_TASK REQUIREMENTS_
Go over the entries and report the lines where the word "Vaksinasi" occurs.

Website and app data records:

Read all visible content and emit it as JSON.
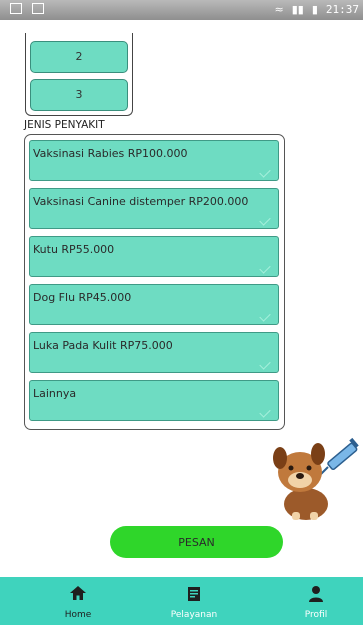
{
  "status_bar": {
    "time": "21:37"
  },
  "quantity_options": [
    "2",
    "3"
  ],
  "disease_section": {
    "label": "JENIS PENYAKIT",
    "options": [
      "Vaksinasi Rabies RP100.000",
      "Vaksinasi Canine distemper RP200.000",
      "Kutu RP55.000",
      "Dog Flu RP45.000",
      "Luka Pada Kulit RP75.000",
      "Lainnya"
    ]
  },
  "order_button": {
    "label": "PESAN"
  },
  "bottom_nav": {
    "items": [
      {
        "label": "Home",
        "icon": "home-icon",
        "active": true
      },
      {
        "label": "Pelayanan",
        "icon": "service-document-icon",
        "active": false
      },
      {
        "label": "Profil",
        "icon": "user-icon",
        "active": false
      }
    ]
  },
  "colors": {
    "option_fill": "#6edcc2",
    "button_green": "#2fd62a",
    "nav_bar": "#3fd3bd",
    "nav_active_text": "#1f1f1f",
    "nav_inactive_text": "#ffffff"
  }
}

_FINISHED TASK_
      "Vaksinasi Rabies RP100.000",
      "Vaksinasi Canine distemper RP200.000",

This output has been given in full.